Eastern Model UN team continues tradition of success in February

 For many years, the Model United Nations club at Eastern was barely even a thought to most students. But it actually has a terrific history of success, with numerous best delegation wins at collegiate conferences. And now that it’s open to all students, the Model UN team has not only expanded, but thrived.

   Model United Nations is essentially a simulation of a United Nations department or international organizations like the European Union.
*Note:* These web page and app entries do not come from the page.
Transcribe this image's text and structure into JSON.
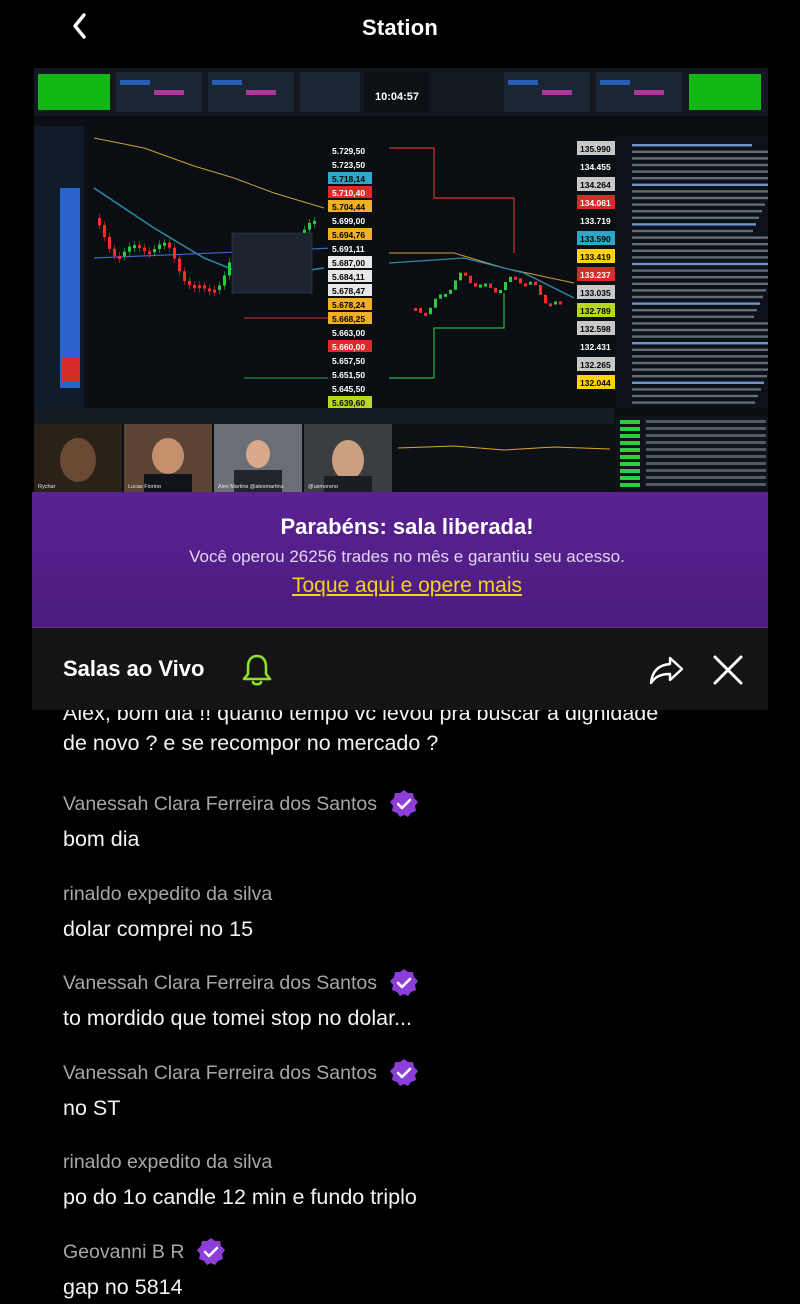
{
  "header": {
    "title": "Station"
  },
  "stream": {
    "clock": "10:04:57",
    "left_prices": [
      "5.729,50",
      "5.723,50",
      "5.718,14",
      "5.710,40",
      "5.704,44",
      "5.699,00",
      "5.694,76",
      "5.691,11",
      "5.687,00",
      "5.684,11",
      "5.678,47",
      "5.678,24",
      "5.668,25",
      "5.663,00",
      "5.660,00",
      "5.657,50",
      "5.651,50",
      "5.645,50",
      "5.639,60"
    ],
    "right_prices": [
      "135.990",
      "134.455",
      "134.264",
      "134.061",
      "133.719",
      "133.590",
      "133.419",
      "133.237",
      "133.035",
      "132.789",
      "132.598",
      "132.431",
      "132.265",
      "132.044"
    ],
    "participants": [
      "Rychar",
      "Lucas Fiorino",
      "Alex Martins @alexmartins",
      "@usmoreno"
    ],
    "colors": {
      "up": "#2ecc40",
      "down": "#ff2b2b",
      "accent": "#ffd400"
    }
  },
  "promo": {
    "title": "Parabéns: sala liberada!",
    "subtitle": "Você operou 26256 trades no mês e garantiu seu acesso.",
    "link": "Toque aqui e opere mais"
  },
  "rooms": {
    "title": "Salas ao Vivo",
    "icons": [
      "bell-icon",
      "share-icon",
      "close-icon"
    ]
  },
  "chat": {
    "messages": [
      {
        "author": "",
        "verified": false,
        "lines": [
          "Alex, bom dia !! quanto tempo vc levou pra buscar a dignidade",
          "de novo ? e se recompor no mercado ?"
        ]
      },
      {
        "author": "Vanessah Clara Ferreira dos Santos",
        "verified": true,
        "lines": [
          "bom dia"
        ]
      },
      {
        "author": "rinaldo expedito da silva",
        "verified": false,
        "lines": [
          "dolar comprei no 15"
        ]
      },
      {
        "author": "Vanessah Clara Ferreira dos Santos",
        "verified": true,
        "lines": [
          "to mordido que tomei stop no dolar..."
        ]
      },
      {
        "author": "Vanessah Clara Ferreira dos Santos",
        "verified": true,
        "lines": [
          "no ST"
        ]
      },
      {
        "author": "rinaldo expedito da silva",
        "verified": false,
        "lines": [
          "po do 1o candle 12 min e fundo triplo"
        ]
      },
      {
        "author": "Geovanni B R",
        "verified": true,
        "lines": [
          "gap no 5814"
        ]
      }
    ]
  }
}
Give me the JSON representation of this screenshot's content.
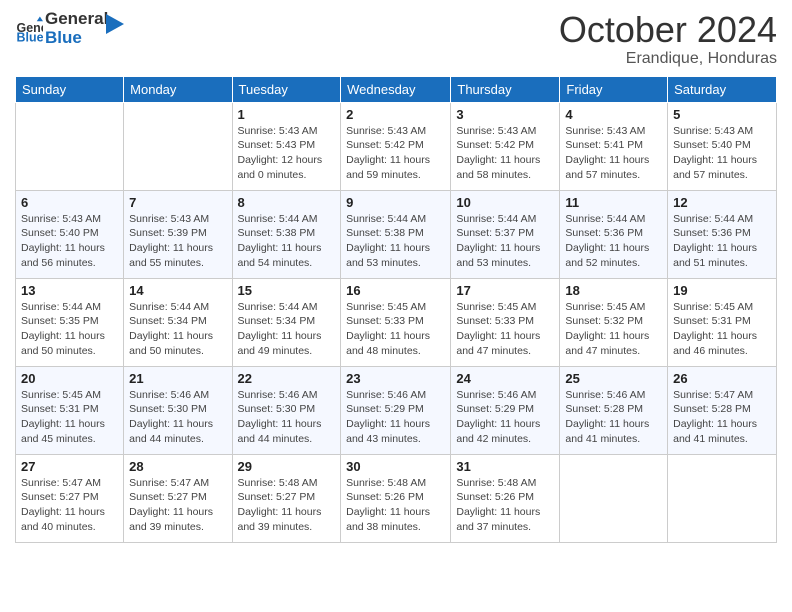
{
  "logo": {
    "text_general": "General",
    "text_blue": "Blue"
  },
  "title": "October 2024",
  "location": "Erandique, Honduras",
  "days_of_week": [
    "Sunday",
    "Monday",
    "Tuesday",
    "Wednesday",
    "Thursday",
    "Friday",
    "Saturday"
  ],
  "weeks": [
    [
      {
        "day": "",
        "sunrise": "",
        "sunset": "",
        "daylight": ""
      },
      {
        "day": "",
        "sunrise": "",
        "sunset": "",
        "daylight": ""
      },
      {
        "day": "1",
        "sunrise": "Sunrise: 5:43 AM",
        "sunset": "Sunset: 5:43 PM",
        "daylight": "Daylight: 12 hours and 0 minutes."
      },
      {
        "day": "2",
        "sunrise": "Sunrise: 5:43 AM",
        "sunset": "Sunset: 5:42 PM",
        "daylight": "Daylight: 11 hours and 59 minutes."
      },
      {
        "day": "3",
        "sunrise": "Sunrise: 5:43 AM",
        "sunset": "Sunset: 5:42 PM",
        "daylight": "Daylight: 11 hours and 58 minutes."
      },
      {
        "day": "4",
        "sunrise": "Sunrise: 5:43 AM",
        "sunset": "Sunset: 5:41 PM",
        "daylight": "Daylight: 11 hours and 57 minutes."
      },
      {
        "day": "5",
        "sunrise": "Sunrise: 5:43 AM",
        "sunset": "Sunset: 5:40 PM",
        "daylight": "Daylight: 11 hours and 57 minutes."
      }
    ],
    [
      {
        "day": "6",
        "sunrise": "Sunrise: 5:43 AM",
        "sunset": "Sunset: 5:40 PM",
        "daylight": "Daylight: 11 hours and 56 minutes."
      },
      {
        "day": "7",
        "sunrise": "Sunrise: 5:43 AM",
        "sunset": "Sunset: 5:39 PM",
        "daylight": "Daylight: 11 hours and 55 minutes."
      },
      {
        "day": "8",
        "sunrise": "Sunrise: 5:44 AM",
        "sunset": "Sunset: 5:38 PM",
        "daylight": "Daylight: 11 hours and 54 minutes."
      },
      {
        "day": "9",
        "sunrise": "Sunrise: 5:44 AM",
        "sunset": "Sunset: 5:38 PM",
        "daylight": "Daylight: 11 hours and 53 minutes."
      },
      {
        "day": "10",
        "sunrise": "Sunrise: 5:44 AM",
        "sunset": "Sunset: 5:37 PM",
        "daylight": "Daylight: 11 hours and 53 minutes."
      },
      {
        "day": "11",
        "sunrise": "Sunrise: 5:44 AM",
        "sunset": "Sunset: 5:36 PM",
        "daylight": "Daylight: 11 hours and 52 minutes."
      },
      {
        "day": "12",
        "sunrise": "Sunrise: 5:44 AM",
        "sunset": "Sunset: 5:36 PM",
        "daylight": "Daylight: 11 hours and 51 minutes."
      }
    ],
    [
      {
        "day": "13",
        "sunrise": "Sunrise: 5:44 AM",
        "sunset": "Sunset: 5:35 PM",
        "daylight": "Daylight: 11 hours and 50 minutes."
      },
      {
        "day": "14",
        "sunrise": "Sunrise: 5:44 AM",
        "sunset": "Sunset: 5:34 PM",
        "daylight": "Daylight: 11 hours and 50 minutes."
      },
      {
        "day": "15",
        "sunrise": "Sunrise: 5:44 AM",
        "sunset": "Sunset: 5:34 PM",
        "daylight": "Daylight: 11 hours and 49 minutes."
      },
      {
        "day": "16",
        "sunrise": "Sunrise: 5:45 AM",
        "sunset": "Sunset: 5:33 PM",
        "daylight": "Daylight: 11 hours and 48 minutes."
      },
      {
        "day": "17",
        "sunrise": "Sunrise: 5:45 AM",
        "sunset": "Sunset: 5:33 PM",
        "daylight": "Daylight: 11 hours and 47 minutes."
      },
      {
        "day": "18",
        "sunrise": "Sunrise: 5:45 AM",
        "sunset": "Sunset: 5:32 PM",
        "daylight": "Daylight: 11 hours and 47 minutes."
      },
      {
        "day": "19",
        "sunrise": "Sunrise: 5:45 AM",
        "sunset": "Sunset: 5:31 PM",
        "daylight": "Daylight: 11 hours and 46 minutes."
      }
    ],
    [
      {
        "day": "20",
        "sunrise": "Sunrise: 5:45 AM",
        "sunset": "Sunset: 5:31 PM",
        "daylight": "Daylight: 11 hours and 45 minutes."
      },
      {
        "day": "21",
        "sunrise": "Sunrise: 5:46 AM",
        "sunset": "Sunset: 5:30 PM",
        "daylight": "Daylight: 11 hours and 44 minutes."
      },
      {
        "day": "22",
        "sunrise": "Sunrise: 5:46 AM",
        "sunset": "Sunset: 5:30 PM",
        "daylight": "Daylight: 11 hours and 44 minutes."
      },
      {
        "day": "23",
        "sunrise": "Sunrise: 5:46 AM",
        "sunset": "Sunset: 5:29 PM",
        "daylight": "Daylight: 11 hours and 43 minutes."
      },
      {
        "day": "24",
        "sunrise": "Sunrise: 5:46 AM",
        "sunset": "Sunset: 5:29 PM",
        "daylight": "Daylight: 11 hours and 42 minutes."
      },
      {
        "day": "25",
        "sunrise": "Sunrise: 5:46 AM",
        "sunset": "Sunset: 5:28 PM",
        "daylight": "Daylight: 11 hours and 41 minutes."
      },
      {
        "day": "26",
        "sunrise": "Sunrise: 5:47 AM",
        "sunset": "Sunset: 5:28 PM",
        "daylight": "Daylight: 11 hours and 41 minutes."
      }
    ],
    [
      {
        "day": "27",
        "sunrise": "Sunrise: 5:47 AM",
        "sunset": "Sunset: 5:27 PM",
        "daylight": "Daylight: 11 hours and 40 minutes."
      },
      {
        "day": "28",
        "sunrise": "Sunrise: 5:47 AM",
        "sunset": "Sunset: 5:27 PM",
        "daylight": "Daylight: 11 hours and 39 minutes."
      },
      {
        "day": "29",
        "sunrise": "Sunrise: 5:48 AM",
        "sunset": "Sunset: 5:27 PM",
        "daylight": "Daylight: 11 hours and 39 minutes."
      },
      {
        "day": "30",
        "sunrise": "Sunrise: 5:48 AM",
        "sunset": "Sunset: 5:26 PM",
        "daylight": "Daylight: 11 hours and 38 minutes."
      },
      {
        "day": "31",
        "sunrise": "Sunrise: 5:48 AM",
        "sunset": "Sunset: 5:26 PM",
        "daylight": "Daylight: 11 hours and 37 minutes."
      },
      {
        "day": "",
        "sunrise": "",
        "sunset": "",
        "daylight": ""
      },
      {
        "day": "",
        "sunrise": "",
        "sunset": "",
        "daylight": ""
      }
    ]
  ]
}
It follows all United Nations procedures (also known as parliamentary procedure), where delegates suggest moderated caucuses (a moderated debate on a specific issue) or unmoderated caucuses (delegates can freely roam the room to understand the positions of other delegates and form blocs, which are large groups of countries with similar positions that aim to solve the committee’s problem in a beneficial way) to tackle their committee’s main issue, which can range from the financial crisis of 2008 to  The main goal of each committee is to write a resolution paper (through the blocs mentioned earlier) to solve the issue at hand, although a crisis will be thrown in to shake up country positions. 

   If a delegate does especially well, they’ll win an award at the end of the conference. The awards range from Best Position Paper (a position paper outlines your country’s position, as well as offering a solution to the committee’s topic) to Best Novice (the best-performing delegate who has attended no more than 2 conferences) to Honorable Mention (normally one or two delegates who performed well, but not at a Best Delegate level), with the most coveted award being Best Delegate. 

   The Eastern Model United Nations team attended two conferences in February, run by Moorestown High School and Clearview Regional High School. The Moorestown conference, held on February 5, was remote, which provides specific challenges to the delegates, as it’s far different from a normal in-person conference. 

 Team captain Kartik Vijayapuri describes them as a new experience. “I’m sure many delegates actually found remote easier, as it took a lot of stress away from speaking. However, in terms of technical issues and such, we learned to stay patient and had good training which helped us seamlessly transfer from in person conferences to remote and back to in person. If anything, remote conferences were a time to hone our MUN skills to do really well as we switch back to in person.”

   The team enjoyed much success despite the challenges of a remote conference, as six delegates would come home with awards, three of them winning the Best Delegate gavel – team co-captain Kartik Vijayapuri, and siblings Ajay and Anita Raj. Their performance through such a tough format should be commended, and 

   Their next conference would be at Clearview on February 26, with a return to the normal in-person conference schedule. The smaller Eastern delegation again shined, as four students would win awards, two for Best Position Paper (senior Ethan Levy and freshman Jack Bracchi) and two for Best Delegate (sophomore Ajay Raj and junior Anita Raj). 

   The final conference of the year will be held at Haddonfield Memorial High School on March 26. It’ll be the final conference for long-time delegates like Vijayapuri. “I’ll miss the tight knit team we developed as well as the community as a whole. The weekly meetings, team bus rides, and friendships made the MUN atmosphere not only educational but also fun.” 

   The Model United Nations team has continued to be successful year after year, and February was no different for them. Here’s hoping they can continue their tremendous success at the Haddonfield conference, and that the seniors can go out with a bang.